Items listed in a dataset
○ ○ ○ ○

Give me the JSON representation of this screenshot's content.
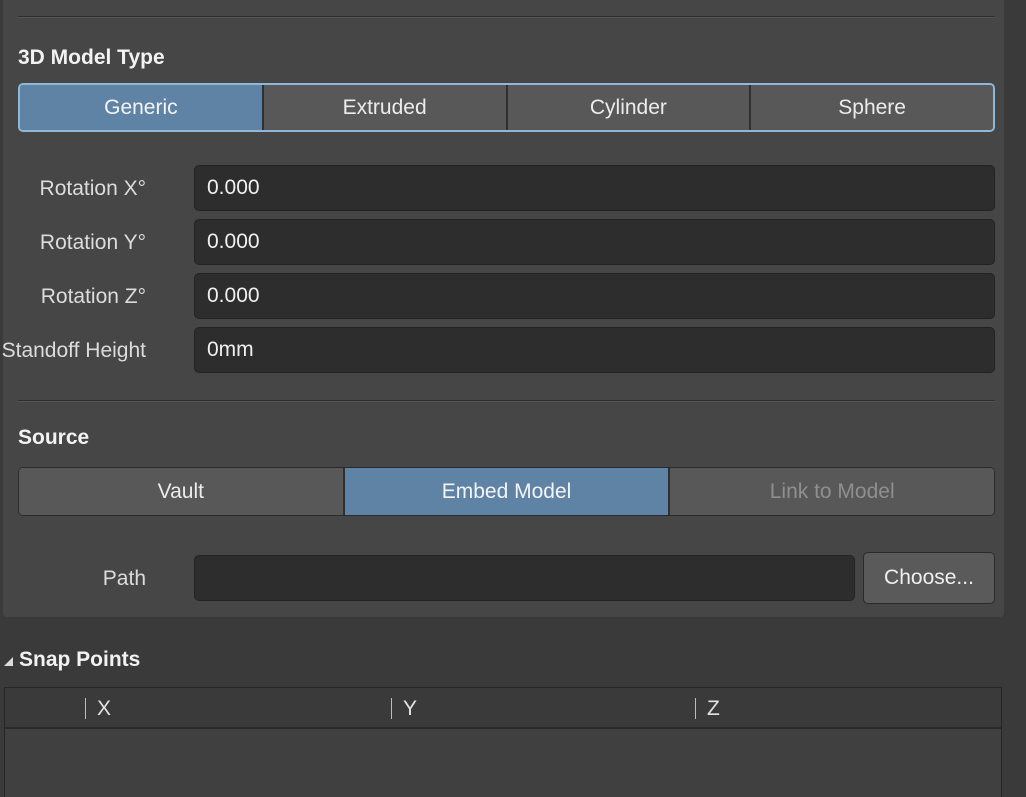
{
  "model_type": {
    "title": "3D Model Type",
    "options": [
      "Generic",
      "Extruded",
      "Cylinder",
      "Sphere"
    ],
    "selected": "Generic"
  },
  "fields": {
    "rotation_x": {
      "label": "Rotation X°",
      "value": "0.000"
    },
    "rotation_y": {
      "label": "Rotation Y°",
      "value": "0.000"
    },
    "rotation_z": {
      "label": "Rotation Z°",
      "value": "0.000"
    },
    "standoff_height": {
      "label": "Standoff Height",
      "value": "0mm"
    }
  },
  "source": {
    "title": "Source",
    "options": [
      "Vault",
      "Embed Model",
      "Link to Model"
    ],
    "selected": "Embed Model",
    "disabled": "Link to Model"
  },
  "path": {
    "label": "Path",
    "value": "",
    "choose_label": "Choose..."
  },
  "snap_points": {
    "title": "Snap Points",
    "columns": [
      "X",
      "Y",
      "Z"
    ]
  },
  "colors": {
    "active_segment": "#5f83a5",
    "focus_border": "#8fb7d8",
    "panel_bg": "#464646",
    "field_bg": "#2d2d2d"
  }
}
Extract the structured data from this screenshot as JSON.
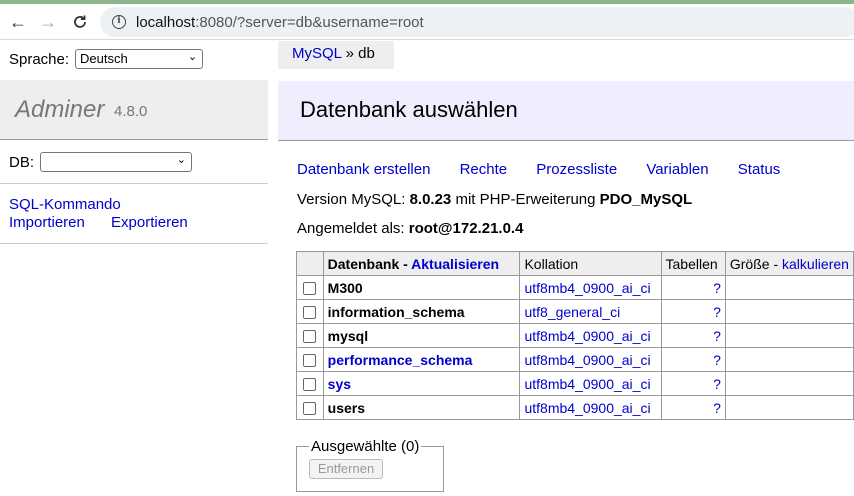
{
  "browser": {
    "url_host": "localhost",
    "url_rest": ":8080/?server=db&username=root",
    "back_icon": "←",
    "forward_icon": "→",
    "reload_icon": "C"
  },
  "menu": {
    "language_label": "Sprache:",
    "language_value": "Deutsch",
    "brand_name": "Adminer",
    "brand_version": "4.8.0",
    "db_label": "DB:",
    "db_value": "",
    "sql_command": "SQL-Kommando",
    "import": "Importieren",
    "export": "Exportieren"
  },
  "breadcrumb": {
    "root": "MySQL",
    "separator": "»",
    "current": "db"
  },
  "content": {
    "title": "Datenbank auswählen",
    "actions": [
      "Datenbank erstellen",
      "Rechte",
      "Prozessliste",
      "Variablen",
      "Status"
    ],
    "version_label": "Version MySQL:",
    "version_value": "8.0.23",
    "version_ext_label": "mit PHP-Erweiterung",
    "version_ext_value": "PDO_MySQL",
    "logged_label": "Angemeldet als:",
    "logged_value": "root@172.21.0.4"
  },
  "table": {
    "header_db": "Datenbank",
    "header_dash": " - ",
    "header_refresh": "Aktualisieren",
    "header_collation": "Kollation",
    "header_tables": "Tabellen",
    "header_size": "Größe",
    "header_size_dash": " - ",
    "header_calc": "kalkulieren",
    "rows": [
      {
        "name": "M300",
        "collation": "utf8mb4_0900_ai_ci",
        "tables": "?",
        "link": false
      },
      {
        "name": "information_schema",
        "collation": "utf8_general_ci",
        "tables": "?",
        "link": false
      },
      {
        "name": "mysql",
        "collation": "utf8mb4_0900_ai_ci",
        "tables": "?",
        "link": false
      },
      {
        "name": "performance_schema",
        "collation": "utf8mb4_0900_ai_ci",
        "tables": "?",
        "link": true
      },
      {
        "name": "sys",
        "collation": "utf8mb4_0900_ai_ci",
        "tables": "?",
        "link": true
      },
      {
        "name": "users",
        "collation": "utf8mb4_0900_ai_ci",
        "tables": "?",
        "link": false
      }
    ]
  },
  "selection": {
    "legend": "Ausgewählte (0)",
    "remove_label": "Entfernen"
  }
}
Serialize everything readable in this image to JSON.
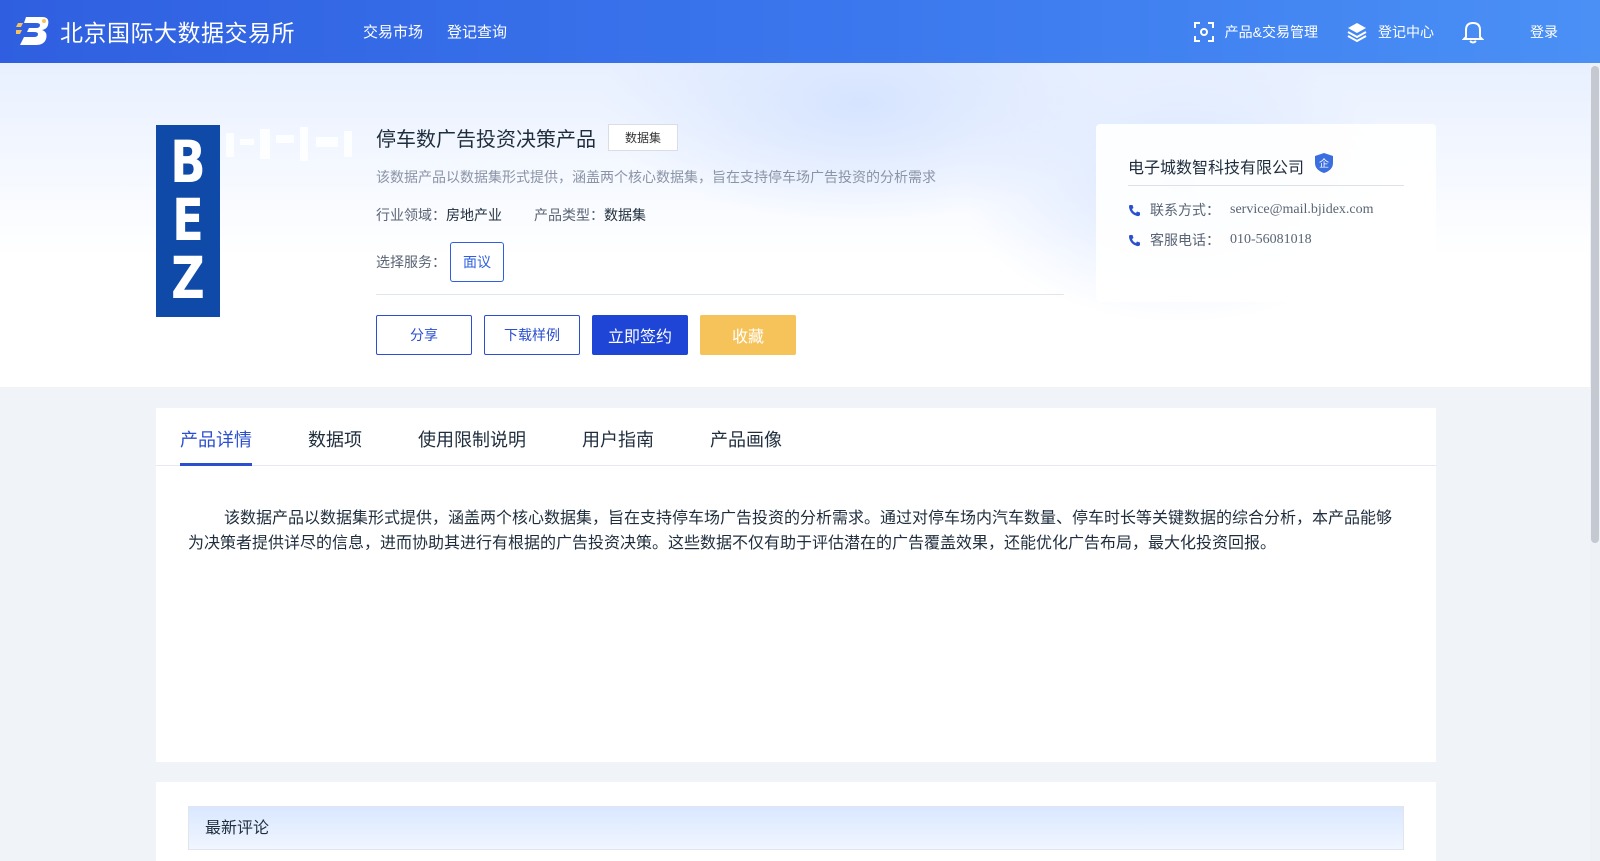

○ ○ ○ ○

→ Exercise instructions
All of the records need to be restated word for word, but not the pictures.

→ Solved problem
Give me the JSON representation of this screenshot's content.
{
  "model_type": {
    "title": "3D Model Type",
    "options": [
      "Generic",
      "Extruded",
      "Cylinder",
      "Sphere"
    ],
    "selected": "Generic"
  },
  "fields": {
    "rotation_x": {
      "label": "Rotation X°",
      "value": "0.000"
    },
    "rotation_y": {
      "label": "Rotation Y°",
      "value": "0.000"
    },
    "rotation_z": {
      "label": "Rotation Z°",
      "value": "0.000"
    },
    "standoff_height": {
      "label": "Standoff Height",
      "value": "0mm"
    }
  },
  "source": {
    "title": "Source",
    "options": [
      "Vault",
      "Embed Model",
      "Link to Model"
    ],
    "selected": "Embed Model",
    "disabled": "Link to Model"
  },
  "path": {
    "label": "Path",
    "value": "",
    "choose_label": "Choose..."
  },
  "snap_points": {
    "title": "Snap Points",
    "columns": [
      "X",
      "Y",
      "Z"
    ]
  },
  "colors": {
    "active_segment": "#5f83a5",
    "focus_border": "#8fb7d8",
    "panel_bg": "#464646",
    "field_bg": "#2d2d2d"
  }
}
Extract the structured data from this screenshot as JSON.
{
  "browser": {
    "url_host": "localhost",
    "url_rest": ":8080/?server=db&username=root",
    "back_icon": "←",
    "forward_icon": "→",
    "reload_icon": "C"
  },
  "menu": {
    "language_label": "Sprache:",
    "language_value": "Deutsch",
    "brand_name": "Adminer",
    "brand_version": "4.8.0",
    "db_label": "DB:",
    "db_value": "",
    "sql_command": "SQL-Kommando",
    "import": "Importieren",
    "export": "Exportieren"
  },
  "breadcrumb": {
    "root": "MySQL",
    "separator": "»",
    "current": "db"
  },
  "content": {
    "title": "Datenbank auswählen",
    "actions": [
      "Datenbank erstellen",
      "Rechte",
      "Prozessliste",
      "Variablen",
      "Status"
    ],
    "version_label": "Version MySQL:",
    "version_value": "8.0.23",
    "version_ext_label": "mit PHP-Erweiterung",
    "version_ext_value": "PDO_MySQL",
    "logged_label": "Angemeldet als:",
    "logged_value": "root@172.21.0.4"
  },
  "table": {
    "header_db": "Datenbank",
    "header_dash": " - ",
    "header_refresh": "Aktualisieren",
    "header_collation": "Kollation",
    "header_tables": "Tabellen",
    "header_size": "Größe",
    "header_size_dash": " - ",
    "header_calc": "kalkulieren",
    "rows": [
      {
        "name": "M300",
        "collation": "utf8mb4_0900_ai_ci",
        "tables": "?",
        "link": false
      },
      {
        "name": "information_schema",
        "collation": "utf8_general_ci",
        "tables": "?",
        "link": false
      },
      {
        "name": "mysql",
        "collation": "utf8mb4_0900_ai_ci",
        "tables": "?",
        "link": false
      },
      {
        "name": "performance_schema",
        "collation": "utf8mb4_0900_ai_ci",
        "tables": "?",
        "link": true
      },
      {
        "name": "sys",
        "collation": "utf8mb4_0900_ai_ci",
        "tables": "?",
        "link": true
      },
      {
        "name": "users",
        "collation": "utf8mb4_0900_ai_ci",
        "tables": "?",
        "link": false
      }
    ]
  },
  "selection": {
    "legend": "Ausgewählte (0)",
    "remove_label": "Entfernen"
  }
}
Serialize everything readable in this image to JSON.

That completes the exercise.